*** Opening of SOURCE DATA ***

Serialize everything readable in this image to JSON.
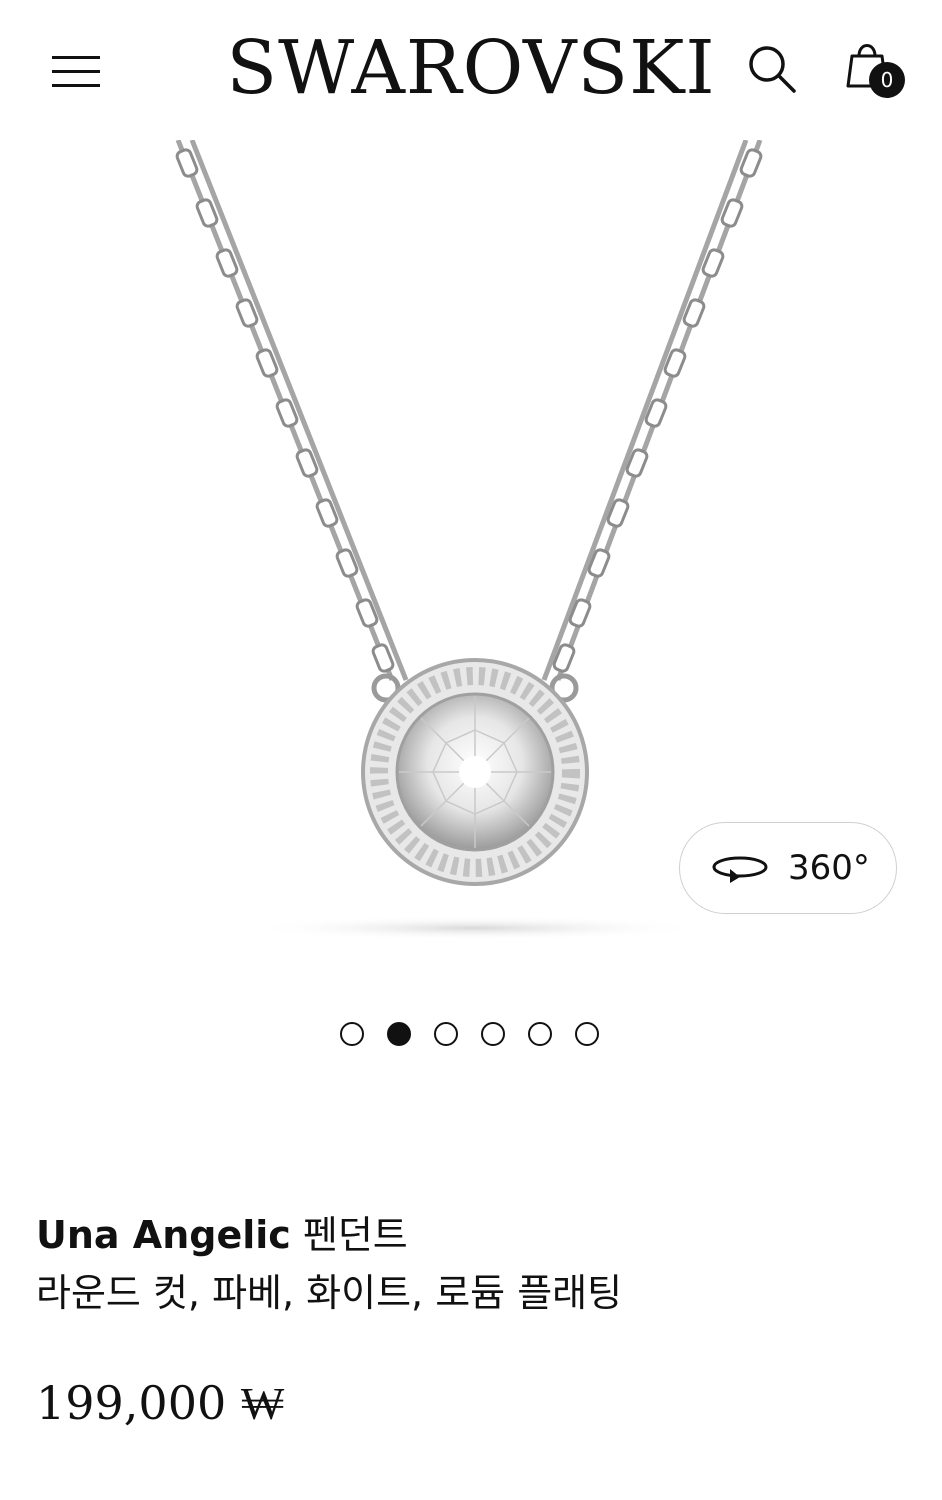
{
  "header": {
    "brand": "SWAROVSKI",
    "cart_count": "0",
    "icons": {
      "menu": "hamburger-menu-icon",
      "search": "search-icon",
      "cart": "shopping-bag-icon"
    }
  },
  "gallery": {
    "view360_label": "360°",
    "slide_count": 6,
    "active_slide": 2
  },
  "product": {
    "name": "Una Angelic",
    "type": "펜던트",
    "description": "라운드 컷, 파베, 화이트, 로듐 플래팅",
    "price": "199,000 ₩"
  },
  "colors": {
    "text": "#111111",
    "background": "#ffffff",
    "border": "#cfcfcf"
  }
}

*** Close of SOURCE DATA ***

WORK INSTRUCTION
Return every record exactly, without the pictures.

COMPLETED TASK
Serialize everything readable in this image to JSON.
{
  "header": {
    "brand": "SWAROVSKI",
    "cart_count": "0",
    "icons": {
      "menu": "hamburger-menu-icon",
      "search": "search-icon",
      "cart": "shopping-bag-icon"
    }
  },
  "gallery": {
    "view360_label": "360°",
    "slide_count": 6,
    "active_slide": 2
  },
  "product": {
    "name": "Una Angelic",
    "type": "펜던트",
    "description": "라운드 컷, 파베, 화이트, 로듐 플래팅",
    "price": "199,000 ₩"
  },
  "colors": {
    "text": "#111111",
    "background": "#ffffff",
    "border": "#cfcfcf"
  }
}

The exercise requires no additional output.